To overcome these challenges MSD partnered with Xylem to optimize the performance of their existing assets through advanced digital optimization solutions. Xylem worked with MSD to implement Xylem’s Wastewater Network Optimization solution that utilizes a combination of sensors and weather data to create a real-time decision support system (RT-DSS) that delivers automated, optimized control of existing assets to reduce sewage overflows while maximizing storage and treatment plant operations during wet weather.
After MSD implemented a coordinated real-time control (RTC) program, overflow volumes were reduced by 247 million gallons annually, representing a 45 percent reduction in overflow compared to the original design.
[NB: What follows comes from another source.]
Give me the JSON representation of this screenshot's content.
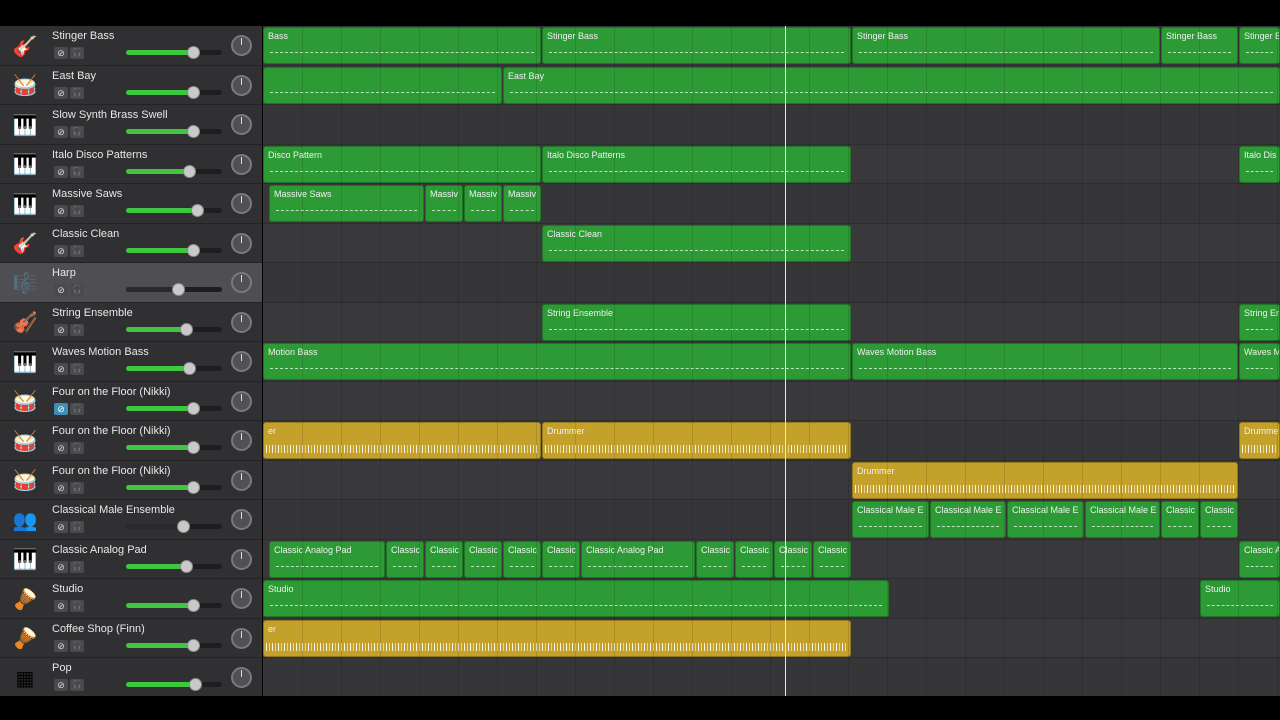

Additionally, operational enhancements from the project increased treatment facility utilization by more than 100 percent, the result of more efficient use of existing assets.
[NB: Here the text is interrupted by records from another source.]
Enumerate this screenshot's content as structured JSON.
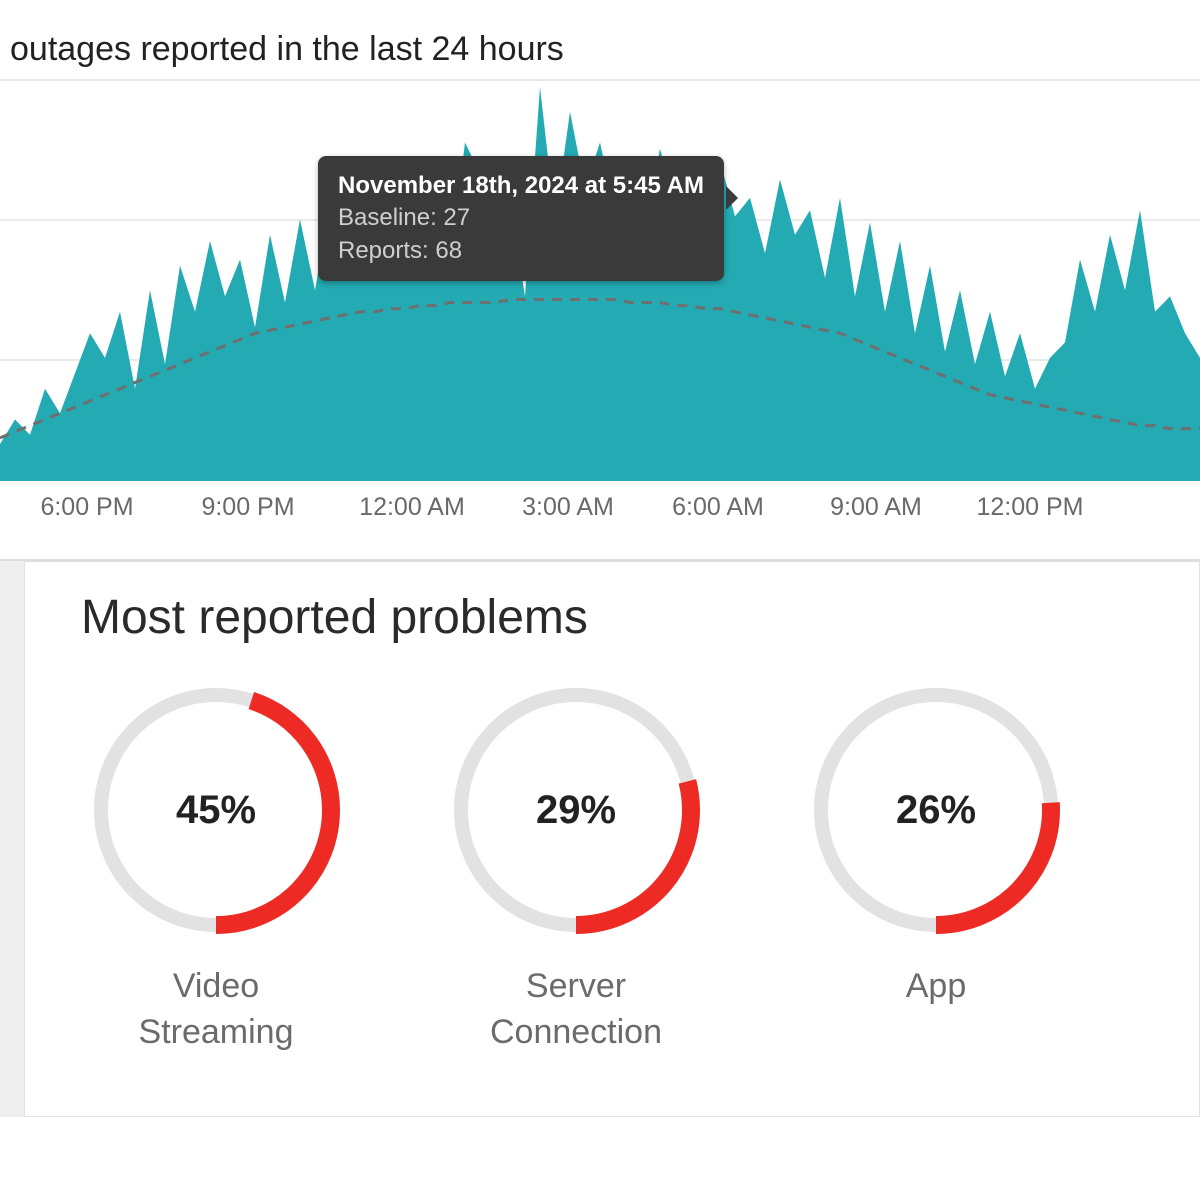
{
  "title": "outages reported in the last 24 hours",
  "chart_data": {
    "type": "area",
    "xlabel": "",
    "ylabel": "",
    "ylim": [
      0,
      130
    ],
    "x_ticks": [
      "6:00 PM",
      "9:00 PM",
      "12:00 AM",
      "3:00 AM",
      "6:00 AM",
      "9:00 AM",
      "12:00 PM"
    ],
    "series": [
      {
        "name": "Reports",
        "values": [
          12,
          20,
          15,
          30,
          22,
          35,
          48,
          40,
          55,
          30,
          62,
          38,
          70,
          55,
          78,
          60,
          72,
          50,
          80,
          58,
          85,
          62,
          90,
          70,
          95,
          75,
          100,
          80,
          105,
          85,
          70,
          110,
          100,
          72,
          90,
          60,
          128,
          85,
          120,
          95,
          110,
          88,
          100,
          82,
          108,
          90,
          95,
          78,
          104,
          86,
          92,
          74,
          98,
          80,
          88,
          66,
          92,
          60,
          84,
          55,
          78,
          48,
          70,
          42,
          62,
          38,
          55,
          34,
          48,
          30,
          40,
          45,
          72,
          55,
          80,
          62,
          88,
          55,
          60,
          48,
          40
        ]
      },
      {
        "name": "Baseline",
        "values": [
          14,
          16,
          18,
          20,
          22,
          24,
          26,
          28,
          30,
          32,
          34,
          36,
          38,
          40,
          42,
          44,
          46,
          48,
          49,
          50,
          51,
          52,
          53,
          54,
          55,
          55,
          56,
          56,
          57,
          57,
          58,
          58,
          58,
          58,
          59,
          59,
          59,
          59,
          59,
          59,
          59,
          59,
          58,
          58,
          58,
          57,
          57,
          56,
          56,
          55,
          54,
          53,
          52,
          51,
          50,
          49,
          48,
          46,
          44,
          42,
          40,
          38,
          36,
          34,
          32,
          30,
          28,
          27,
          26,
          25,
          24,
          23,
          22,
          21,
          20,
          19,
          18,
          18,
          17,
          17,
          17
        ]
      }
    ],
    "tooltip": {
      "title": "November 18th, 2024 at 5:45 AM",
      "baseline": 27,
      "reports": 68
    }
  },
  "problems": {
    "title": "Most reported problems",
    "items": [
      {
        "label": "Video Streaming",
        "percent": 45
      },
      {
        "label": "Server Connection",
        "percent": 29
      },
      {
        "label": "App",
        "percent": 26
      }
    ]
  },
  "labels": {
    "baseline_prefix": "Baseline: ",
    "reports_prefix": "Reports: "
  }
}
Taking a similar approach, the City of Evansville in Indiana reduced its sewer overflows by more than 100 million gallons a year. Leveraging the same wastewater network optimization technology, the city effectively provided a software upgrade to its existing sewer system — allowing water managers to collect and analyze valuable data insights and convert the city’s existing network into infrastructure that is more resilient and affordable.
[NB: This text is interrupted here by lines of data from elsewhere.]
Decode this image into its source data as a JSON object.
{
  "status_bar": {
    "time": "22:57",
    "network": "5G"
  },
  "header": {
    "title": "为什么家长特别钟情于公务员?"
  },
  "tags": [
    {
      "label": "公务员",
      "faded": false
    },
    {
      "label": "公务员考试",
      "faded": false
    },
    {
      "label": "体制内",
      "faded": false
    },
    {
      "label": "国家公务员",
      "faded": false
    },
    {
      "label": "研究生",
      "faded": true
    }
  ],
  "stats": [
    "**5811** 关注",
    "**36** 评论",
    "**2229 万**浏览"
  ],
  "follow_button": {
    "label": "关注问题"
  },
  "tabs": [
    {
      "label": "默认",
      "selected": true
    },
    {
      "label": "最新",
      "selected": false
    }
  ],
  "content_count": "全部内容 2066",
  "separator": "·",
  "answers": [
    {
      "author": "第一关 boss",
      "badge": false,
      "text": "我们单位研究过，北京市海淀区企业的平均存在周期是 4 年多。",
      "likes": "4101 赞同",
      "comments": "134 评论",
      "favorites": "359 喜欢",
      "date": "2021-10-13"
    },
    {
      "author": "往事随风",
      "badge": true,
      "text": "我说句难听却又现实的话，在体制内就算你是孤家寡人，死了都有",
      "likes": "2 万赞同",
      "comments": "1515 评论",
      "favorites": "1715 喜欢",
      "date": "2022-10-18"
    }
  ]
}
With real-time situational awareness of critical data points throughout the system, the city now has the visibility needed to allocate resources accordingly during instances of severe weather events.
Flow prediction dashboard from the City of Evansville
A New Future For Water Management
With challenges surrounding water availability, water quality, and water-related natural disasters set to increase in the near future, the time has come for utility managers to think smarter about water. This unique and relatively untapped discipline can transform utility operations by prescribing cost-effective and adaptive solutions that level the playing field and solve the world’s most complex water challenges.
With robust and high-resolution data and decision support forecasts coming online, the future of water network management will become capable of running a self-discovery of problems accompanied by recommendations to operators on the best mitigation strategies and respective outcomes. This will ultimately enhance resiliency in the face of unforeseen threats, decrease capital costs on infrastructure upgrades, and protect the environment to promote a sustainable and efficient approach to urban water management.
About The Author
Bryant E. McDonnell serves his team as the Senior Manager of Hydroinformatics and Process Control for Xylem. He is a Professional Engineer (OH, KY, NE, MO) and has degrees in civil and environmental engineering from Southern Illinois University Carbondale and the University of Cincinnati. He is an autodidactic analytical software programmer and has been working in the hydroinformatics space for over 10 years. He was the original author behind OpenWaterAnalytics-PySWMM (Python Programming Interface to Stormwater Management Model) open-source software library. He is passionate about solving old problems in new ways to save money for public utilities and their ratepayers.